I’ve just spent the morning with Interweave’s new eMag SpinKnit, due to be released on Friday, 12/3/2010. I’m a weird combination of reader in that I both love and hate digital content. I worked for 15 years in information technology, primarily dealing with electronic publishing, and then I left that career to focus instead on writing about and teaching people how to engage in the millennia-old technology of spinning yarn by hand. Why? Because one of the major things I learned in my high-tech career was that the preservation and distribution of knowledge is hard, and technology has limits for achieving those goals. Despite many advances, for some things, nothing can rival in-person instruction, and for long-term archival, there’s still nothing that beats ink on paper, a technology that’s lasted thousands of years.
So, I regarded SpinKnit with a mix of skepticism and excitement. Here’s my overall take.
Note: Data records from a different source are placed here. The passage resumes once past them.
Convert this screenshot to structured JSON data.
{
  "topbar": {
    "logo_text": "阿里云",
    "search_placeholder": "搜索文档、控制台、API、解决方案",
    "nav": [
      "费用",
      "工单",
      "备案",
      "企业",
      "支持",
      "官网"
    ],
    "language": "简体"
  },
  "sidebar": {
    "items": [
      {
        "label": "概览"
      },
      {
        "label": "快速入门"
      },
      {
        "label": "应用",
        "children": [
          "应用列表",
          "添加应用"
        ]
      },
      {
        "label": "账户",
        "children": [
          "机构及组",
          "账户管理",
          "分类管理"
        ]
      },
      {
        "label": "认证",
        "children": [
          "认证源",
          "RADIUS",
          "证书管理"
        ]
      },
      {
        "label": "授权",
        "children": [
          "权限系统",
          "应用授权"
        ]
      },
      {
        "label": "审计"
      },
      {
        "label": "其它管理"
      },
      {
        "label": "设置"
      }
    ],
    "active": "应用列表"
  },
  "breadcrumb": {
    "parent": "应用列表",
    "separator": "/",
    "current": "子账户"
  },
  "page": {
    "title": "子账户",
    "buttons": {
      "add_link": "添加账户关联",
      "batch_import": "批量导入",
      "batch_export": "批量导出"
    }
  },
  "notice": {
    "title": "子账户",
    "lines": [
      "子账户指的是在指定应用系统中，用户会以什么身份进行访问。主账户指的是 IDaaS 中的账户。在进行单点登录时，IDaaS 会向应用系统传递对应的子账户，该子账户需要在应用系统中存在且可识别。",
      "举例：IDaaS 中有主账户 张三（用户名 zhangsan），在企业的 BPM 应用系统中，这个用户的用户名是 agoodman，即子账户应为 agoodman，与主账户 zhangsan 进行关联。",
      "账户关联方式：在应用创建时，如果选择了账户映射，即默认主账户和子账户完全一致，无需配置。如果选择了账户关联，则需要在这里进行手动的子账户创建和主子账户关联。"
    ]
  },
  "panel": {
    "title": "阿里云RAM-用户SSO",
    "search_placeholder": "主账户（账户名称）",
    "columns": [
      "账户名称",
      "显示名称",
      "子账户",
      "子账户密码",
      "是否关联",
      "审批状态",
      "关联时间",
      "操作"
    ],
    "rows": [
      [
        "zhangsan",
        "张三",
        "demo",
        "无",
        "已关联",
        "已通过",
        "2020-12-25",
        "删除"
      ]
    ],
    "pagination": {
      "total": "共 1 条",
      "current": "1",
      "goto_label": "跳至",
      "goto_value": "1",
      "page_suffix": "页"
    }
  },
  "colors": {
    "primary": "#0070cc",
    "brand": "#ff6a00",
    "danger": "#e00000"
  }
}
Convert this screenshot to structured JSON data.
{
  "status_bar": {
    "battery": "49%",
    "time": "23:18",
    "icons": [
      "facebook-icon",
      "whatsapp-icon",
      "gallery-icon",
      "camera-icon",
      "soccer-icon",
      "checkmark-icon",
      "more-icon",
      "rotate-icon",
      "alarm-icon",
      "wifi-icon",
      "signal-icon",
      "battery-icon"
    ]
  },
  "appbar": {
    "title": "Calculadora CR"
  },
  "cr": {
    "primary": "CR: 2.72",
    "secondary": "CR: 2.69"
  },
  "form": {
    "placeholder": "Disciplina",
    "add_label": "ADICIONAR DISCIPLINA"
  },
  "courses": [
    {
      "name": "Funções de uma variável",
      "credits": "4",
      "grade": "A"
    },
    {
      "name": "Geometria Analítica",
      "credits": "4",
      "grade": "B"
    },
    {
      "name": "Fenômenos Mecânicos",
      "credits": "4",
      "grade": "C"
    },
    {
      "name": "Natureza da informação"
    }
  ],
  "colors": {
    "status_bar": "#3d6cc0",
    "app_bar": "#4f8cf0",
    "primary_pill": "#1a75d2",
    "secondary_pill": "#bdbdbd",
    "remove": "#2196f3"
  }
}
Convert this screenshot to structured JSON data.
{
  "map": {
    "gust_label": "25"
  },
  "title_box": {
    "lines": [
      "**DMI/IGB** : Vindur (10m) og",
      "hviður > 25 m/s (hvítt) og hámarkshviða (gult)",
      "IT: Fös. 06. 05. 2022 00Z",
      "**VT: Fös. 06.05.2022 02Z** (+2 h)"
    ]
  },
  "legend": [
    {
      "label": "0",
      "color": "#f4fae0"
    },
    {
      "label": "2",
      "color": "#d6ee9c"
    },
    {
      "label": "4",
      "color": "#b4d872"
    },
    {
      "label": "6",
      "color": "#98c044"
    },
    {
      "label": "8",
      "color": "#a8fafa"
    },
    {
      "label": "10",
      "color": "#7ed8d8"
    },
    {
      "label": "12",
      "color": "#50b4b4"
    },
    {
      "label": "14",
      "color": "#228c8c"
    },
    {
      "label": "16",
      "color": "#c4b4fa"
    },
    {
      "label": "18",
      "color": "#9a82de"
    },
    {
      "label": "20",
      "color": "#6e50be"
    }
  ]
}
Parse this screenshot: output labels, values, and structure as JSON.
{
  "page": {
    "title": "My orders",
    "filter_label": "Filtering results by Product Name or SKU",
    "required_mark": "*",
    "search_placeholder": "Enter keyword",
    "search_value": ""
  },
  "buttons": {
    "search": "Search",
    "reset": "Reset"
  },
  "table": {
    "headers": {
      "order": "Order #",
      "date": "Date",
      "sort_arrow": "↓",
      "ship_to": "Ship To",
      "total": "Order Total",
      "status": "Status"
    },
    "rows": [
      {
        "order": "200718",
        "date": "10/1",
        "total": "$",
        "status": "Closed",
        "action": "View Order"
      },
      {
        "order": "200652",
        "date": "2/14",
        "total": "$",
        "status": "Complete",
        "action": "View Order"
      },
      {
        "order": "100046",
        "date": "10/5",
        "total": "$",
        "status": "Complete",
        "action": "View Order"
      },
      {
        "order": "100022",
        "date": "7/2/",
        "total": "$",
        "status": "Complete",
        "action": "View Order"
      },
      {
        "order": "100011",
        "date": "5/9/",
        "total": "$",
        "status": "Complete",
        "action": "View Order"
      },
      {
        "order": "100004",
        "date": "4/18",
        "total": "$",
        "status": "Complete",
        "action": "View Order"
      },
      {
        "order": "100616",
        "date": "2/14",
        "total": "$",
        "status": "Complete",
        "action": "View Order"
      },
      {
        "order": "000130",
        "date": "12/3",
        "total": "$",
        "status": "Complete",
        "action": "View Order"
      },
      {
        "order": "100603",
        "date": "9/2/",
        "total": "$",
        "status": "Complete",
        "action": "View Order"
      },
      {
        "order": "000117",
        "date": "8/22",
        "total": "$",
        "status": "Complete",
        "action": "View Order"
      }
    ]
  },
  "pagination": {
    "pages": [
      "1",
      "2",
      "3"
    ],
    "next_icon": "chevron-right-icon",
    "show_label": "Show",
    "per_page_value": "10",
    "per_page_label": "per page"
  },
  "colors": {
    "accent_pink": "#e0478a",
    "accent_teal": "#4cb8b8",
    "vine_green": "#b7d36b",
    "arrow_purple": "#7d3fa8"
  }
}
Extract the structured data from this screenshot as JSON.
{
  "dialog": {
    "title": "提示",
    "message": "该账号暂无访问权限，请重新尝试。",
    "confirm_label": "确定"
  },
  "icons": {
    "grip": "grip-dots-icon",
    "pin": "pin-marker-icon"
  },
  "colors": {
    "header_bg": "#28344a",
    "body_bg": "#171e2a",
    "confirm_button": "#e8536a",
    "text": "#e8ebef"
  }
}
SpinKnit, like Interweave’s other eMags, is a platform-dependent product. It’s a standalone application that depends on the Adobe AIR environment, which means when you buy a copy, you must choose if you want it for Windows or Mac. It isn’t available for operating systems that don’t support Adobe AIR. This has pluses and minuses; instead of thinking of SpinKnit as being like an ebook or an online magazine, think of it as an app that includes all its content and the means to view it on your chosen platform.
One thing this means is that it’s large, and takes a while to download — it took me about 45 minutes on my full T1. That’s long enough to derail the sense of instant gratification one has with buying an ebook or subscribing to web-based content, putting this more in line with downloading TV episodes or movies. But unlike a video, once downloaded, SpinKnit can be read and navigated in a way that feels very much like reading a magazine; and unlike much video content streamed from the Internet, the resolution and playback are excellent, well-integrated with the text. Neither text nor video seems like an afterthought or a supplement — this is well-made multimedia content.
That’s where the product really gets exciting, both as a reader and as someone who teaches the subject at hand. When describing tactile, dynamic processes, like handspinning, in words, you have to use a lot of them to really get at what you’re describing, and it’s never a sure thing that your message gets across, even when you include lots of pictures. Well-integrated video content changes that profoundly. In this
product, a content producer can say “And then it’s like this, see? Watch the video, it’s right here,” and the viewer can say “Ohhhh, I get it, it goes like that!”
But the medium alone doesn’t make that happen; you need people who really know the subject, who really have a depth of experience in communicating it, to choose topics, put the content together, and deliver it in approachable and meaningful ways. In the fiber arts publishing world, absolutely nobody beats Interweave founder Linda Ligon when it comes to doing just that, and Interweave is full of people, like SpinKnit editor Anita Osterhaug, who are likewise brilliant at bringing their topics to life.
While Interweave’s print magazine, Spin-Off, has for decades been the cornerstone of the North American handspinning community, and I literally grew up waiting for each issue to arrive, I found myself lingering far longer on SpinKnit than I usually do on Spin-Off content. Why? Because where, in reading print, I would be thinking, “Man, I wish
I could see that happen,” with SpinKnit, I could do just that. Before I knew it, my entire morning was gone, and I was eager to call my colleagues and tell ’em, “You’ll want to check this out.”
Not all my skepticism has vanished, though. Digital content remains a challenging field, one where all the problems aren’t technical and where, for many of them, there aren’t clear solutions. From experience, I know that in a decade, the platforms for which SpinKnit was developed may no longer be available or supported, and that there are no
guarantees it’ll always be easy, or even possible, to access this content. However, the same can be said for buying music or movies — content with a similar price point to SpinKnit. I wouldn’t hesitate to buy any of them digitally, even if there is a chance I’ll someday have to buy the content again for another platform. It’s no different from
buying another copy of The White Album or replacing the HD DVDs I bought when it wasn’t clear BluRay would win out — just issues faced by content consumers everywhere in the digital age.
All in all, SpinKnit is an ambitious and daring product, and one I find very exciting and full of potential. The software developer and system administrator in me views it warily, like she views all software after decades of experience; but the handspinning teacher in me is purely gleeful and eager to see more. The latter wins — I’ll be recommending SpinKnit to anyone who’ll listen.